(Task item):
Your answer should consist of each line below that includes the word "Командира".

(Data under study):
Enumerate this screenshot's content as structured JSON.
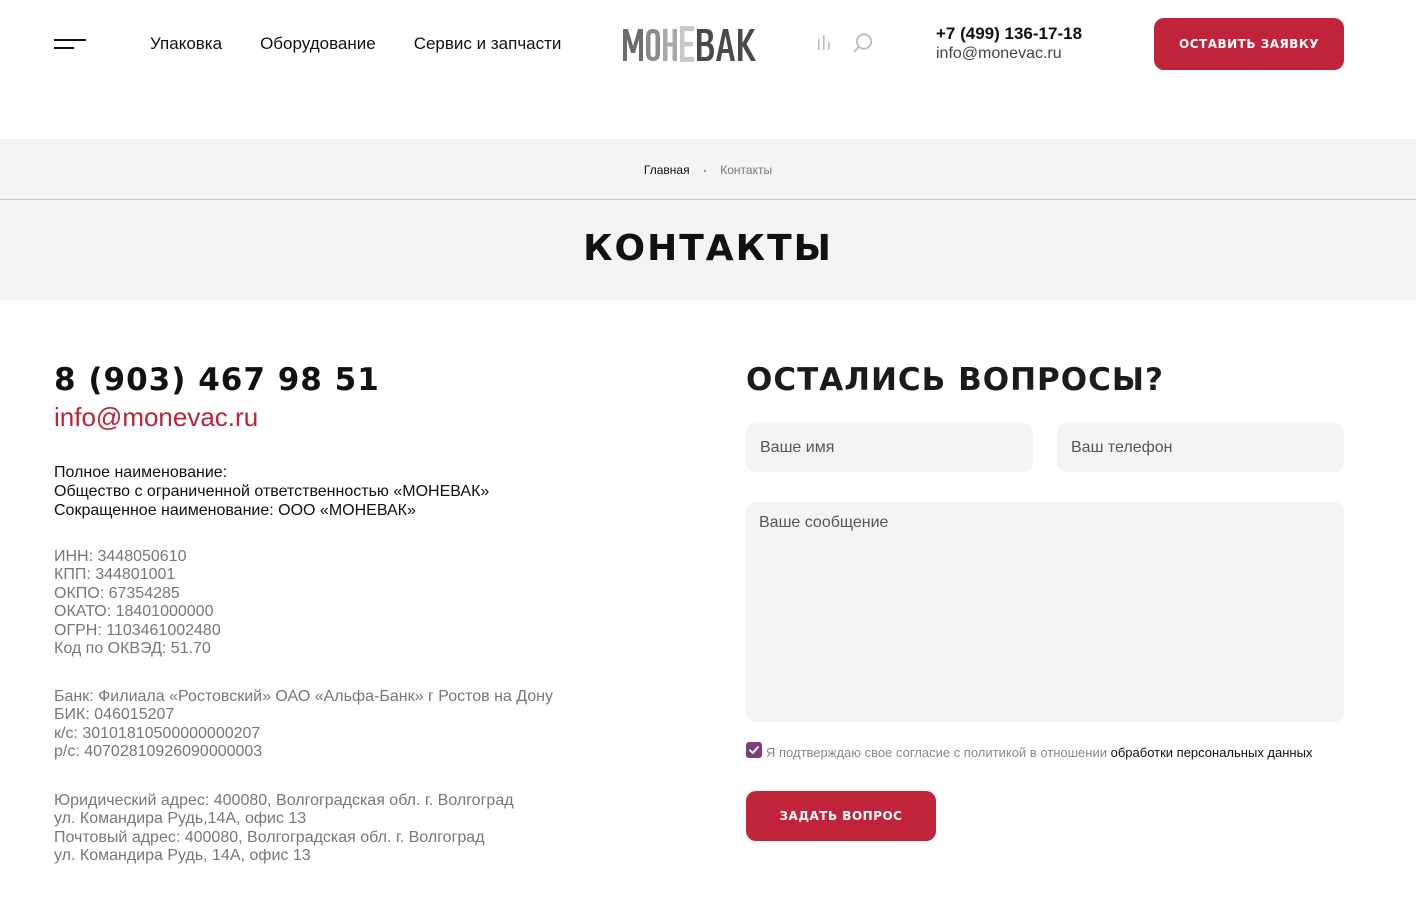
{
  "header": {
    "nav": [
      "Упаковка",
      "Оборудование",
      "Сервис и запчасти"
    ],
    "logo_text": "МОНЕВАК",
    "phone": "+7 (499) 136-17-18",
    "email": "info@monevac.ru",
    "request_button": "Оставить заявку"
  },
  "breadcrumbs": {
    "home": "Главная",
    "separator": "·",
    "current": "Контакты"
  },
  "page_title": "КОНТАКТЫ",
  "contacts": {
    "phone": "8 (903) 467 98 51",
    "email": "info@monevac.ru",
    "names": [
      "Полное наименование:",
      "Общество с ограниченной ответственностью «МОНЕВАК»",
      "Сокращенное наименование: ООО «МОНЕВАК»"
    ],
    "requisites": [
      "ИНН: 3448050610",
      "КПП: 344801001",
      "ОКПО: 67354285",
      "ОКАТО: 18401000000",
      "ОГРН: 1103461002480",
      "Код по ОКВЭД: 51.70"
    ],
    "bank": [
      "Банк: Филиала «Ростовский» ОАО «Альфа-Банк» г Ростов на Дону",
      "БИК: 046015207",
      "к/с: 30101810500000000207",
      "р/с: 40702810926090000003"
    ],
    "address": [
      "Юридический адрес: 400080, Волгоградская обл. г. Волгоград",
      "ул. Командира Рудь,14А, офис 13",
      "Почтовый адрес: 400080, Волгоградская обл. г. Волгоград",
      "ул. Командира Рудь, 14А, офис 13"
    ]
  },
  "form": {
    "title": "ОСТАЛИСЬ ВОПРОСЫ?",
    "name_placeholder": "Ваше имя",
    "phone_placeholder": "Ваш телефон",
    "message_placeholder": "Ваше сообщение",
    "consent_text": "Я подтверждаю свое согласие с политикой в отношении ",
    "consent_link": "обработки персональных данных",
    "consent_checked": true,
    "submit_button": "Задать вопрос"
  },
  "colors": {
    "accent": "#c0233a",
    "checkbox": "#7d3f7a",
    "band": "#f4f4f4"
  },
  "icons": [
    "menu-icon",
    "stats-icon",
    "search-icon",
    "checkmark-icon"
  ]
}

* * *

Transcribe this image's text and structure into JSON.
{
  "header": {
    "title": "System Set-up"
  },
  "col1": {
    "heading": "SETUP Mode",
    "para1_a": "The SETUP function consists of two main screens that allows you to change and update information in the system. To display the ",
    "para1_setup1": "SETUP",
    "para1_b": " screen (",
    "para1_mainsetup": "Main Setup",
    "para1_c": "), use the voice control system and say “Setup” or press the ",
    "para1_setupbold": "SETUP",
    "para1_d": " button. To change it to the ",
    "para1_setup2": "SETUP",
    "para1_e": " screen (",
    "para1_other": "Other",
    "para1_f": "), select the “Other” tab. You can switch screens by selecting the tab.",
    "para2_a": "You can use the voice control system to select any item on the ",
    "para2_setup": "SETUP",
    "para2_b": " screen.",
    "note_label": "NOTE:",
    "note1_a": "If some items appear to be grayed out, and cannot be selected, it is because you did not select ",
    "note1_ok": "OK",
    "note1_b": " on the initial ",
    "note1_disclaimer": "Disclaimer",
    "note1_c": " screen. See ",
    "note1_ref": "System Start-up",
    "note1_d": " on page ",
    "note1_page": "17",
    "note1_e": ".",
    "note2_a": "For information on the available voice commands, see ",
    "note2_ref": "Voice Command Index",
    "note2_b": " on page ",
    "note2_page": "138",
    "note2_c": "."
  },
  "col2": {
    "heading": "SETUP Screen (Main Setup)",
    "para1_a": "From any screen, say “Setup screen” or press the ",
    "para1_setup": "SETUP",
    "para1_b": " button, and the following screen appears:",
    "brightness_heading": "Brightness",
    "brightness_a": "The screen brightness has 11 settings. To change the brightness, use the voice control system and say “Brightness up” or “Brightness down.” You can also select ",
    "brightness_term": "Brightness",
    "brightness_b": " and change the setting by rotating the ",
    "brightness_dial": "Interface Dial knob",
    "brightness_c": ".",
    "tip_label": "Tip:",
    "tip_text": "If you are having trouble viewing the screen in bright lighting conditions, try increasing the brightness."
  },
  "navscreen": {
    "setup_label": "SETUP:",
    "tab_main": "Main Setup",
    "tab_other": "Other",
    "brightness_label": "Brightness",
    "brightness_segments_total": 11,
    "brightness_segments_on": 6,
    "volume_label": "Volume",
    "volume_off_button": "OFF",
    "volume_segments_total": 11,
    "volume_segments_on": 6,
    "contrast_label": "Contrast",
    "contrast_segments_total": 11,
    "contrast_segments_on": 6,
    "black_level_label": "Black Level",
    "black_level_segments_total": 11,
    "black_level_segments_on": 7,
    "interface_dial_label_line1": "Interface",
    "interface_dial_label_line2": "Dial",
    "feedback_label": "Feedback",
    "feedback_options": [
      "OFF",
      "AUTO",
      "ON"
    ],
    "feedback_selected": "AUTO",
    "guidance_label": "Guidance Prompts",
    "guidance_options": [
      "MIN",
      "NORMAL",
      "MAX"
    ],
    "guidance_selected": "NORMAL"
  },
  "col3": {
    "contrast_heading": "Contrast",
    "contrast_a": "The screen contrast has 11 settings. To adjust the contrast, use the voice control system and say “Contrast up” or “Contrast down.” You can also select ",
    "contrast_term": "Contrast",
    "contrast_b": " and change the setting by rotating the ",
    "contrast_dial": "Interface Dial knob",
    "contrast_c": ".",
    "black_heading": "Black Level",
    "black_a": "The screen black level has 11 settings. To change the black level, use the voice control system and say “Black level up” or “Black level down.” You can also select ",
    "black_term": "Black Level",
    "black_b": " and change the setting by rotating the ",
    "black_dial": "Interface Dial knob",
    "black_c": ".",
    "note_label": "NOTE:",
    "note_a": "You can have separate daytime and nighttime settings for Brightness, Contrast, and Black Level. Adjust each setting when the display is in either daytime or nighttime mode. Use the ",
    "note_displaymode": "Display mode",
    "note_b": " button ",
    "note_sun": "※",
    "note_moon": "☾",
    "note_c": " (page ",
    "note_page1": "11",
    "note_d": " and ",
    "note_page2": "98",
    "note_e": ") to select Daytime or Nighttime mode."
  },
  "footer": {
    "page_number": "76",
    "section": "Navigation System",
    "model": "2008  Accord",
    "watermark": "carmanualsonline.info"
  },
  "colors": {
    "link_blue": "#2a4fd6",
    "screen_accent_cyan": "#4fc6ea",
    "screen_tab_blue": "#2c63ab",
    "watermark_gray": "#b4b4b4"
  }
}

(Solution below):
      "ул. Командира Рудь,14А, офис 13",
      "ул. Командира Рудь, 14А, офис 13"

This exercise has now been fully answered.